Justin Channell’s “Winners Tape All” is a very niche mock documentary about a pair of brothers that became low budget horror filmmakers who went on to direct schlock slashers like “Curse of Stabberman” and “Cannibal Swim Club.” It’s a difficult premise to explain, and sadly it’s not a movie that lends itself to a lot of laughs or even an interesting story. Director Channell and stars Zane Crosby and Josh Lively look like they had a great time making “Winners Tape All,” but even at an hour in length, their premise feels stretched pretty thin. It’s an interesting concept for Channell to evoke the video age and explore cheaply made horror movies that were filmed straight to video.
Shot documentary-style, Population Zero follows director Julian T. Pinder as he investigates a triple murder in a national park, a place without population, hence the title, and where some laws apply differently or not at all. Director Julian T. Pinder and co-director Adam Levins build a film about an interesting case as these three murders were never fully investigated or prosecuted.

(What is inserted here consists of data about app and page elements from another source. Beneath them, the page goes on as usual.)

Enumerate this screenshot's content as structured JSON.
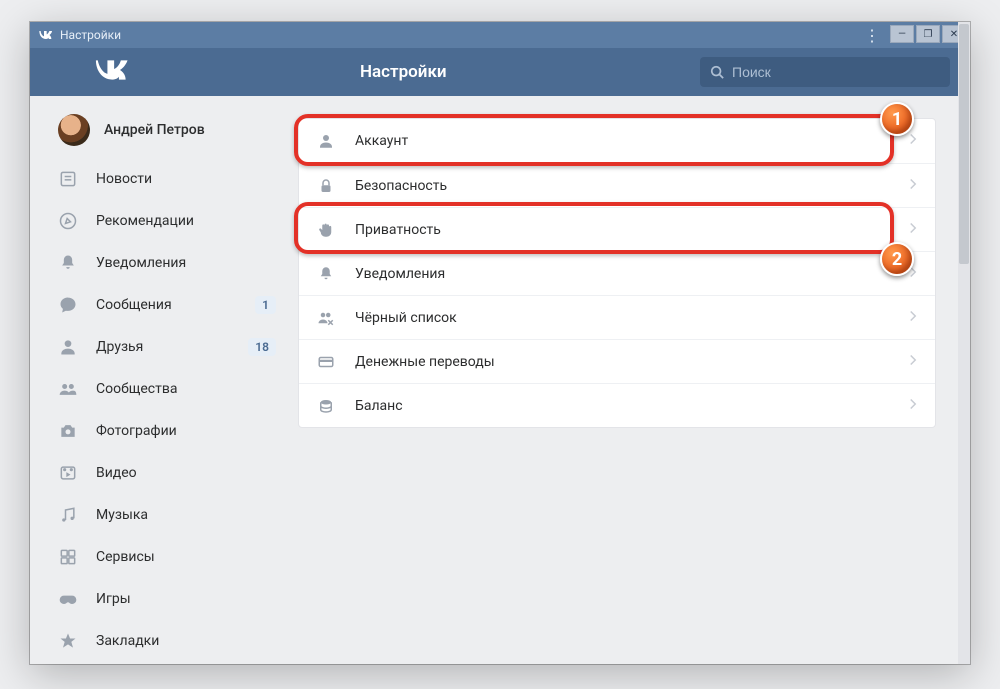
{
  "window": {
    "title": "Настройки"
  },
  "header": {
    "title": "Настройки"
  },
  "search": {
    "placeholder": "Поиск"
  },
  "profile": {
    "name": "Андрей Петров"
  },
  "sidebar": {
    "items": [
      {
        "label": "Новости",
        "icon": "news",
        "badge": ""
      },
      {
        "label": "Рекомендации",
        "icon": "compass",
        "badge": ""
      },
      {
        "label": "Уведомления",
        "icon": "bell",
        "badge": ""
      },
      {
        "label": "Сообщения",
        "icon": "chat",
        "badge": "1"
      },
      {
        "label": "Друзья",
        "icon": "user",
        "badge": "18"
      },
      {
        "label": "Сообщества",
        "icon": "group",
        "badge": ""
      },
      {
        "label": "Фотографии",
        "icon": "camera",
        "badge": ""
      },
      {
        "label": "Видео",
        "icon": "video",
        "badge": ""
      },
      {
        "label": "Музыка",
        "icon": "music",
        "badge": ""
      },
      {
        "label": "Сервисы",
        "icon": "apps",
        "badge": ""
      },
      {
        "label": "Игры",
        "icon": "game",
        "badge": ""
      },
      {
        "label": "Закладки",
        "icon": "star",
        "badge": ""
      }
    ]
  },
  "settings": {
    "items": [
      {
        "label": "Аккаунт",
        "icon": "account"
      },
      {
        "label": "Безопасность",
        "icon": "lock"
      },
      {
        "label": "Приватность",
        "icon": "hand"
      },
      {
        "label": "Уведомления",
        "icon": "bell"
      },
      {
        "label": "Чёрный список",
        "icon": "blocklist"
      },
      {
        "label": "Денежные переводы",
        "icon": "card"
      },
      {
        "label": "Баланс",
        "icon": "coins"
      }
    ]
  },
  "callouts": {
    "one": "1",
    "two": "2"
  },
  "colors": {
    "accent": "#4b6b92",
    "highlight": "#e33127",
    "callout": "#e85a1a"
  }
}
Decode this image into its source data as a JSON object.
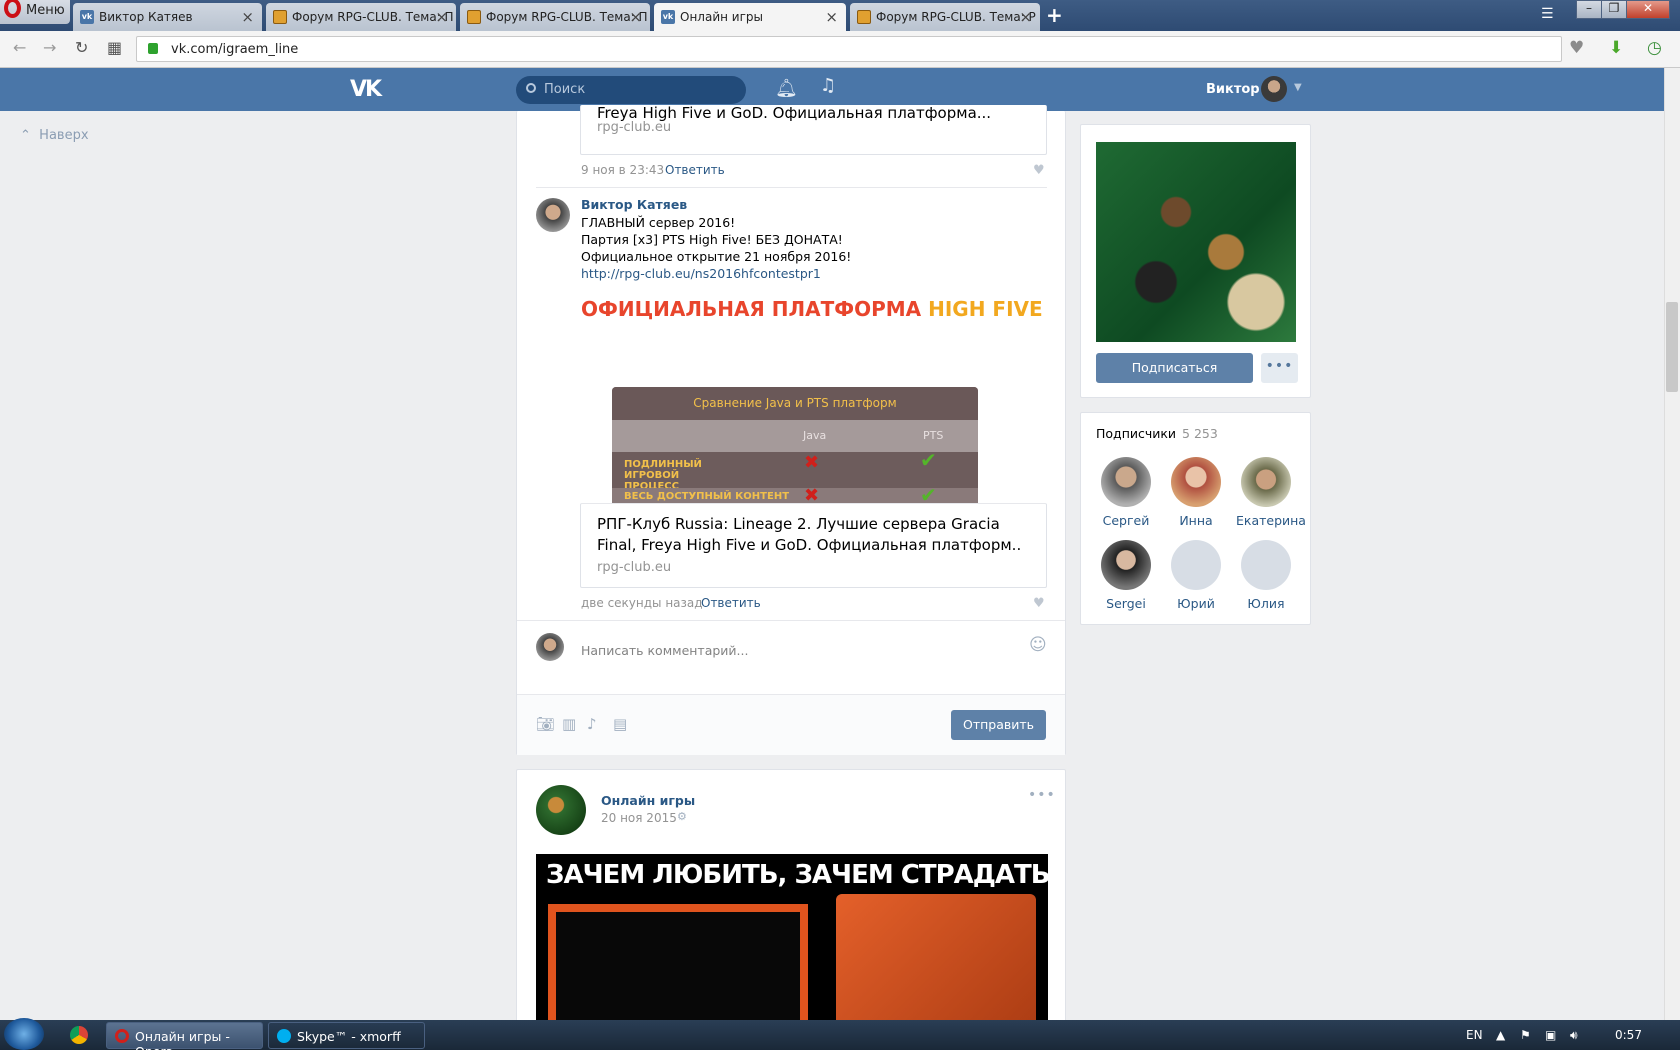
{
  "browser": {
    "menu_label": "Меню",
    "tabs": [
      {
        "label": "Виктор Катяев",
        "icon": "vk"
      },
      {
        "label": "Форум RPG-CLUB. Тема: П",
        "icon": "rpg"
      },
      {
        "label": "Форум RPG-CLUB. Тема: П",
        "icon": "rpg"
      },
      {
        "label": "Онлайн игры",
        "icon": "vk",
        "active": true
      },
      {
        "label": "Форум RPG-CLUB. Тема: Р",
        "icon": "rpg"
      }
    ],
    "new_tab": "+",
    "url": "vk.com/igraem_line"
  },
  "vk_header": {
    "logo": "VK",
    "search_placeholder": "Поиск",
    "user_name": "Виктор"
  },
  "left": {
    "scroll_up": "Наверх"
  },
  "post_top": {
    "link_title_tail": "Freya High Five и GoD. Официальная платформа...",
    "link_domain": "rpg-club.eu",
    "time": "9 ноя в 23:43",
    "reply": "Ответить"
  },
  "comment": {
    "author": "Виктор Катяев",
    "lines": [
      "ГЛАВНЫЙ сервер 2016!",
      "Партия [x3] PTS High Five! БЕЗ ДОНАТА!",
      "Официальное открытие 21 ноября 2016!"
    ],
    "link": "http://rpg-club.eu/ns2016hfcontestpr1",
    "preview": {
      "title_part1": "ОФИЦИАЛЬНАЯ ПЛАТФОРМА",
      "title_part2": "HIGH FIVE",
      "table_title": "Сравнение Java и PTS платформ",
      "col1": "Java",
      "col2": "PTS",
      "row1": "ПОДЛИННЫЙ ИГРОВОЙ ПРОЦЕСС",
      "row2": "ВЕСЬ ДОСТУПНЫЙ КОНТЕНТ"
    },
    "link_title": "РПГ-Клуб Russia: Lineage 2. Лучшие сервера Gracia Final, Freya High Five и GoD. Официальная платформ..",
    "link_domain": "rpg-club.eu",
    "time": "две секунды назад",
    "reply": "Ответить"
  },
  "comment_box": {
    "placeholder": "Написать комментарий...",
    "send": "Отправить"
  },
  "post2": {
    "author": "Онлайн игры",
    "date": "20 ноя 2015",
    "image_caption": "ЗАЧЕМ ЛЮБИТЬ, ЗАЧЕМ СТРАДАТЬ"
  },
  "group": {
    "subscribe": "Подписаться"
  },
  "subscribers": {
    "title": "Подписчики",
    "count": "5 253",
    "people": [
      "Сергей",
      "Инна",
      "Екатерина",
      "Sergei",
      "Юрий",
      "Юлия"
    ]
  },
  "taskbar": {
    "opera": "Онлайн игры - Opera",
    "skype": "Skype™ - xmorff",
    "lang": "EN",
    "clock": "0:57"
  },
  "colors": {
    "vk_blue": "#4a76a8",
    "link": "#2a5885",
    "button": "#5e81a8"
  }
}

I am proud to say that ever since Amanda Gusack sent Cinema Crazed her found footage film “In Memorium” back in 2006, we’ve been fans and have tried to spread the word about it to everyone who would listen. Amanda Gusack’s found footage horror film is a brutally eerie and creepy take on the sub-genre. I received an email from Ms. Gusack recently that “In Memorium” can now be rented on Amazon. If you’re a fan of “Paranormal Activity” when it was still a creepy ghost movie with an air of mystery and mystique to it before the sequels bogged it all down, “In Memorium” is right up your alley. It’s a creepy, well directed ghost tale and one I still boast about, and these are five reasons you should give it a shot.
After a considerable slump with “The Last Airbender,” and “After Earth,” Shyamalan gives us yet another humanistic, demented, mystery that is filled with his trademark themes about life and coming of age. In this case, it’s young Becca and Tyler, both of whom are still healing from a broken marriage that saw their father leave them years before we meet them. Cut like a mock documentary, Shyamalan tailors the film to give us more of a personal view in to the dilemma Becca and Tyler find themselves in, and what it ultimately means in their development as adults.

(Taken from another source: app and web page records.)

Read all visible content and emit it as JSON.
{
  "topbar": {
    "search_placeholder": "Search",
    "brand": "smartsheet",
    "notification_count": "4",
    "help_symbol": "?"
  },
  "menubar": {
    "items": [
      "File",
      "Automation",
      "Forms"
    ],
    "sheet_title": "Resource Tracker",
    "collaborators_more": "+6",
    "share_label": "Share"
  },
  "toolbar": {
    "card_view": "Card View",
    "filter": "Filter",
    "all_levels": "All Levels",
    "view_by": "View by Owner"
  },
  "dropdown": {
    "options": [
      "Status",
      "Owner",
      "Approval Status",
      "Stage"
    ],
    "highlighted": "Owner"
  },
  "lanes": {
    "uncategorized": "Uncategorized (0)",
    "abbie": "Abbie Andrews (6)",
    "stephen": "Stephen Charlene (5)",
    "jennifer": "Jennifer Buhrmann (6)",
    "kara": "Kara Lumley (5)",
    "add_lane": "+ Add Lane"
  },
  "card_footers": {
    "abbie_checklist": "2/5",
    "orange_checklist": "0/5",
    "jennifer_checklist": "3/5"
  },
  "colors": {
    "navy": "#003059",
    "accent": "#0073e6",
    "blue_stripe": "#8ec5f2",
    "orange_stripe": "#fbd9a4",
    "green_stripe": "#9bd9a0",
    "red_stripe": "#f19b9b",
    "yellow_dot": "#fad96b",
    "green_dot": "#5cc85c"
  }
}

It’s really tough in this day and age to come up with new insight in to the mindset of the cult. Director Ti West manages to accomplish such a feat during the narrative of “The Sacrament” where he not only explores the facade of the utopian cult that many flock to, but the inherent mind set behind the structure of the cult. “Many people come here out of desperation,” explains character Sam, thus it’s apparent why community Eden Parish is able to thrive and live for so long without being disturbed. Even though many of the leaders of these cults are conmen, on occasion they’re also desperate individuals seeking isolation and a like minded civilization they can rule, or destroy in one fell swoop.